Reflection seismic data is used to study subsurface faults, although the interpretation of faults could be affected by the seismic resolution (Marchal et al., 2003; Lohr et al., 2008; Iacopini et al., 2016; Torabi et al., 2016). By integrating spectral decomposition with seismic attribute workflows (e.g. coherence, dip, or fault enhancement attributes) we created new fault attribute volumes, which considerably enhanced fault images. We applied the method on a series of seismic volumes from the Norwegian Sea and the Barents Sea. The fault enhanced images had such a high resolution which enabled us to detect, and map fault damaged zone (fault damage zone plus fault core in outcrop scale) in seismic data. The mapped features on the fault damaged zone have been correlated with similar features mapped on outcrops (Alaei and Torabi, 2017).

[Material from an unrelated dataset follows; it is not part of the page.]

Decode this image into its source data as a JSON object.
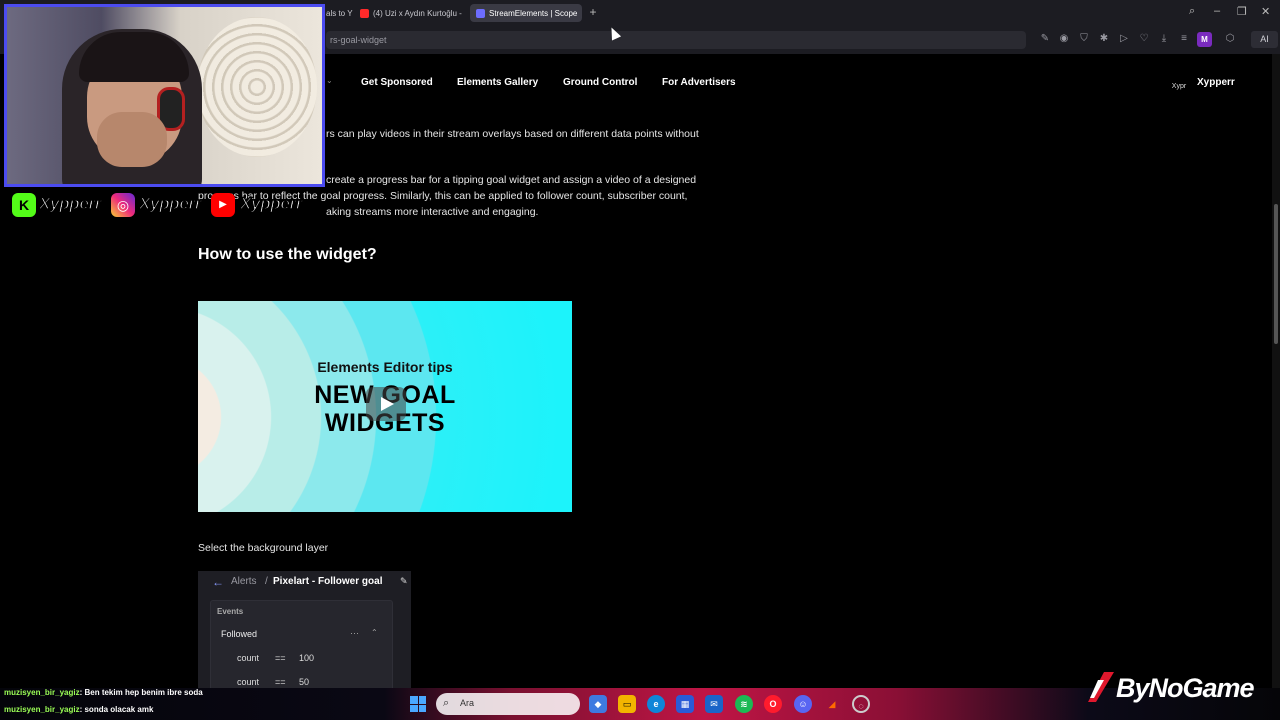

In addition to the improved fault imaging on seismic data, we have extracted fault geometric attributes such as segment length and displacement directly from fault images in the fault attribute volumes. We used the extracted fault geometrical data to study the 3D shape and displacement distribution of faults (Torabi et al., 2019). Finally, we compared the scaling relations between the fault geometric attributes obtained from seismic with the corresponding attributes in the outcrop.

Alaei, B., Torabi, A., 2017. Seismic imaging of fault damage zone and its scaling relation with displacement.
Interpretation 5, 4, SP83-SP93.
Caine, J. S., Evans, J. P., and Forster, C. B. 1996. Fault zone architecture and permeability structure. Geology, 24,


Dr Anita Torabi is Principal researcher and Geoscience research leader at NORCE Energy in Bergen, Norway. She holds a Ph.D. in geoscience from the University of Bergen, Norway (2008). Her main research activities include the mechanism and mechanics of faulting; fault-related folding; fluid flow in deformed reservoirs; and diagenesis in fault zone with application to petroleum reservoirs, CO2 storage underground; geothermal reservoirs, geohazards and seismicity.